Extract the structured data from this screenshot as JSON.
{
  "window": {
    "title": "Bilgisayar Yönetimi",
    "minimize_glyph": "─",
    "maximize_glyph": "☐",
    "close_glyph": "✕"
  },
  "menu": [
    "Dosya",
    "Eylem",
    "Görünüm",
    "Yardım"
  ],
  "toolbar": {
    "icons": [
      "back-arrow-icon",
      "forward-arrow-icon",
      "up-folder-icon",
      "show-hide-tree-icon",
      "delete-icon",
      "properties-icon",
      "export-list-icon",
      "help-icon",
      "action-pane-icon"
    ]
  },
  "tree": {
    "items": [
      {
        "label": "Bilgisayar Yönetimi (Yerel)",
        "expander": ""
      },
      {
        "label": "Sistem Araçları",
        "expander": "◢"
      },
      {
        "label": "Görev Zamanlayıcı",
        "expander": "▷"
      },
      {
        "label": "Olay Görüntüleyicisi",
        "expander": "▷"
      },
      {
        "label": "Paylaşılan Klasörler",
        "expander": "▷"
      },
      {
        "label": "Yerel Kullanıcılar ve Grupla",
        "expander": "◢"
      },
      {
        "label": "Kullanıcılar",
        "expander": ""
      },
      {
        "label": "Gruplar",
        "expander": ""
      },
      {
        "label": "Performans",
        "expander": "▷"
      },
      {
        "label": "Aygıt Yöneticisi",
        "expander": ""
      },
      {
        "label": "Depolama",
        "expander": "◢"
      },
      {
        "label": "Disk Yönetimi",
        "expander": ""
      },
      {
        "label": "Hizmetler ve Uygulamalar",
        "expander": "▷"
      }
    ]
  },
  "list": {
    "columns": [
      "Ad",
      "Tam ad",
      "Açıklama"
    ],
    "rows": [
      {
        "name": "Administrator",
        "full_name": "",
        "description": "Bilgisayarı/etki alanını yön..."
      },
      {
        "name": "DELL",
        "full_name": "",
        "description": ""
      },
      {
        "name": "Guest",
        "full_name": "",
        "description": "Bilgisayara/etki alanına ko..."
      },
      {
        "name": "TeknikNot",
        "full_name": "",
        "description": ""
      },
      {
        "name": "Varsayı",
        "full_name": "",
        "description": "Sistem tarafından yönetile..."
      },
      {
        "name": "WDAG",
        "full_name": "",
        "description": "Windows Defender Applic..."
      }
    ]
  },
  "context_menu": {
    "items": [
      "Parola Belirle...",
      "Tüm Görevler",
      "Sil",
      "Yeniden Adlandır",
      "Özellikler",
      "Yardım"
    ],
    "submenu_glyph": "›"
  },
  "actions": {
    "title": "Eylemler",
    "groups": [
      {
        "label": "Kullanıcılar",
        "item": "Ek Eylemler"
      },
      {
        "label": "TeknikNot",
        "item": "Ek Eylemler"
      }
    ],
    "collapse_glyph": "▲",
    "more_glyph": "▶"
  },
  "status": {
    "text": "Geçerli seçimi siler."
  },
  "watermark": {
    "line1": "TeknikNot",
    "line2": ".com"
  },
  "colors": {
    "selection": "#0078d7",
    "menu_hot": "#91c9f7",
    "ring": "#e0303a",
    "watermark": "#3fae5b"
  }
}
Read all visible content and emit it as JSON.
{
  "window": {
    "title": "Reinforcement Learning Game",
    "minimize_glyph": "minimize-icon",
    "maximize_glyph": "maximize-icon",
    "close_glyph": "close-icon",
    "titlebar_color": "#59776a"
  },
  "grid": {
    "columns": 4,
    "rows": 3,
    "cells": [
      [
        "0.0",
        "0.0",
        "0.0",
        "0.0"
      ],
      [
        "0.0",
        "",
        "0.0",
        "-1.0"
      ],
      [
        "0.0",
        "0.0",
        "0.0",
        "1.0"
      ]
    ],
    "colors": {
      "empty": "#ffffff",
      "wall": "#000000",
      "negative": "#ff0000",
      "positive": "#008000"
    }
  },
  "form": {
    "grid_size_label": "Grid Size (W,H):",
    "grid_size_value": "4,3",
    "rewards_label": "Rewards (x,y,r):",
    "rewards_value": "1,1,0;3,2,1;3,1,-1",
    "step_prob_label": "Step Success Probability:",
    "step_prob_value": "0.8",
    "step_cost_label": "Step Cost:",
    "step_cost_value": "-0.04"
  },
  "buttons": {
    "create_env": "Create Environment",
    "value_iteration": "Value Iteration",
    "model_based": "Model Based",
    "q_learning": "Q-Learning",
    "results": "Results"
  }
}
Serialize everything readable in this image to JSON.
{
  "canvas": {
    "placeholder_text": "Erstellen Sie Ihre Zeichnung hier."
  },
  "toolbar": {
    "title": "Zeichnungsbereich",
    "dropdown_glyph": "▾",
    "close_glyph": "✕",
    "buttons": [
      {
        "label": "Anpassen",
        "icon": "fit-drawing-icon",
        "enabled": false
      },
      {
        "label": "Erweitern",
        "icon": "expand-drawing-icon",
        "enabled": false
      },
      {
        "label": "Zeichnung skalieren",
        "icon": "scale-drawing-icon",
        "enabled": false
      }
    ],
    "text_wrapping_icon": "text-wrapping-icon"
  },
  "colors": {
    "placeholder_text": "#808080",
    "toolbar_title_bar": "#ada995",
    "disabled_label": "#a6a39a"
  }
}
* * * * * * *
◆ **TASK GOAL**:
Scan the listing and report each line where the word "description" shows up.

◆ **ANSWER BELOW**:
        "description": "Bilgisayarı/etki alanını yön..."
        "description": ""
        "description": "Bilgisayara/etki alanına ko..."
        "description": ""
        "description": "Sistem tarafından yönetile..."
        "description": "Windows Defender Applic..."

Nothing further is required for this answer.